The agency said on Friday that there will be a 30-day non-enforcement period for good-faith employers.

The Wage and Hour Division also said employers that start providing paid leave connected to coronavirus before the law takes effect will still need to provide additional leave starting April 1.

Part-time employees will be entitled to paid sick leave and expanded FMLA coverage for their average number of work hours over a two-week period. If workers’ hours fluctuate or are unknown, employers should use a six-month average, the agency said.

Getting to 500

The 500-employee threshold for excluding companies from the requirements will be counted based solely on workers in the United States or any U.S territory.

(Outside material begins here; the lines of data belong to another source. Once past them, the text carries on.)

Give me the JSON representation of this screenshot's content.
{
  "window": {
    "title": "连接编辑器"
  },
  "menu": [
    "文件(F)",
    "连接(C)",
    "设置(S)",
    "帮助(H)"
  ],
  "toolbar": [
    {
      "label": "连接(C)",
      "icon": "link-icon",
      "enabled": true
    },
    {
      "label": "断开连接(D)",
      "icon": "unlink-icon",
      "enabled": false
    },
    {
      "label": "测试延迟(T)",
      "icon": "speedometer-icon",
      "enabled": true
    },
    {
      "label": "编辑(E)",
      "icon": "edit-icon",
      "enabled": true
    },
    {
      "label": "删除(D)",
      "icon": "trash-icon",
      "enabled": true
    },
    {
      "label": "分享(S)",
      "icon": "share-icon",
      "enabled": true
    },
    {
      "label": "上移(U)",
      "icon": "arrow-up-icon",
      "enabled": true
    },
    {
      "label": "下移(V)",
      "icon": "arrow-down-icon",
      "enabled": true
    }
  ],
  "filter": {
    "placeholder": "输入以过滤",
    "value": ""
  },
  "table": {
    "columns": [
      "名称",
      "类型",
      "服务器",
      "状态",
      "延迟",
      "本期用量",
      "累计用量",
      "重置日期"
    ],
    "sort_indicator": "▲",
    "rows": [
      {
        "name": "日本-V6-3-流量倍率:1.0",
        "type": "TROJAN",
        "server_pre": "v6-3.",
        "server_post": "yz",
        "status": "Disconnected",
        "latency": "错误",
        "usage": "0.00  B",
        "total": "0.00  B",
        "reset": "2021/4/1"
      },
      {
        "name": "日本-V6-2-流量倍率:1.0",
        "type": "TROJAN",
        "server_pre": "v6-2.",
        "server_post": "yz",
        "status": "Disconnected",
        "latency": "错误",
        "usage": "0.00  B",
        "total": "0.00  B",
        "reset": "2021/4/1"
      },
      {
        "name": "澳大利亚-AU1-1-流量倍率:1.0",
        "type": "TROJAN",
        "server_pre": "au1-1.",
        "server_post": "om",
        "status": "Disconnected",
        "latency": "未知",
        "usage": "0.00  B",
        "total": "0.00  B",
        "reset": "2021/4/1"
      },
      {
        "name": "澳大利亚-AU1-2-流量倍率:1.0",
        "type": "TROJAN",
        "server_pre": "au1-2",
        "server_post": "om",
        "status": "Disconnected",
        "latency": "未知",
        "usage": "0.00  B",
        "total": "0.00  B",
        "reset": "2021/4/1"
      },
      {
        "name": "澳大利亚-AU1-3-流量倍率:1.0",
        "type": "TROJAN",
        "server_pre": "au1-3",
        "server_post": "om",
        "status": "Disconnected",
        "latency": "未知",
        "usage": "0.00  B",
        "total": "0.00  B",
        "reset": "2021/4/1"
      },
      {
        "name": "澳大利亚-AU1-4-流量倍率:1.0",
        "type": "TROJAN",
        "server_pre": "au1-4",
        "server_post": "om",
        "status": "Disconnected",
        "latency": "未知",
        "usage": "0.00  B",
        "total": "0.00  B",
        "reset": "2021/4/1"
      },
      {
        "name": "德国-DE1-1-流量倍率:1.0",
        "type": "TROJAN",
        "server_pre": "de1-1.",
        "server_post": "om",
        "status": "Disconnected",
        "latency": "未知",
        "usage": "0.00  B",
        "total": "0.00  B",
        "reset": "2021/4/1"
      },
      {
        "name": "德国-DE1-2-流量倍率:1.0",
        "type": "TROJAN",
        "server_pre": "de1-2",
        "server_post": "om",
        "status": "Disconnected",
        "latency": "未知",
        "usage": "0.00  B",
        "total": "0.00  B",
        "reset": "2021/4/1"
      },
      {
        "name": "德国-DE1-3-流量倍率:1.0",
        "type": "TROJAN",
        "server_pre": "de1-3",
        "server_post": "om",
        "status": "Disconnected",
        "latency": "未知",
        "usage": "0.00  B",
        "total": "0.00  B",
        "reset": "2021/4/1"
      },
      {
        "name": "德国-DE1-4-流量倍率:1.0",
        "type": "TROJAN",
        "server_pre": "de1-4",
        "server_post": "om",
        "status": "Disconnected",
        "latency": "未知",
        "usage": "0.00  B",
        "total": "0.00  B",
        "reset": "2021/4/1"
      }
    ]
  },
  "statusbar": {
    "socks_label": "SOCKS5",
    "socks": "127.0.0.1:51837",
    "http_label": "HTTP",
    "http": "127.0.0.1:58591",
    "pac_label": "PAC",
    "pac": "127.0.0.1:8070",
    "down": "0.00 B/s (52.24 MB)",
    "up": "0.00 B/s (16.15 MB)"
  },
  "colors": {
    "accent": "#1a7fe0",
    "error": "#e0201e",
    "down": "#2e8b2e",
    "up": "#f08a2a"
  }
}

Employees who are already on leave should be counted in this total, as well as day laborers supplied by a temporary agency, the WHD stated.

Although independent contractors aren’t included in the headcount, the agency provided more leeway for other types of affiliated businesses.

“Temporary employees who are jointly employed by you and another employer (regardless of whether the jointly-employed employees are maintained on only your or another employer’s payroll)” will be included in the 500-worker count, it said.

To contact the reporter on this story: Ben Penn in Washington at

To contact the editors responsible for this story: Chris Opfer at; Jay-Anne B. Casuga at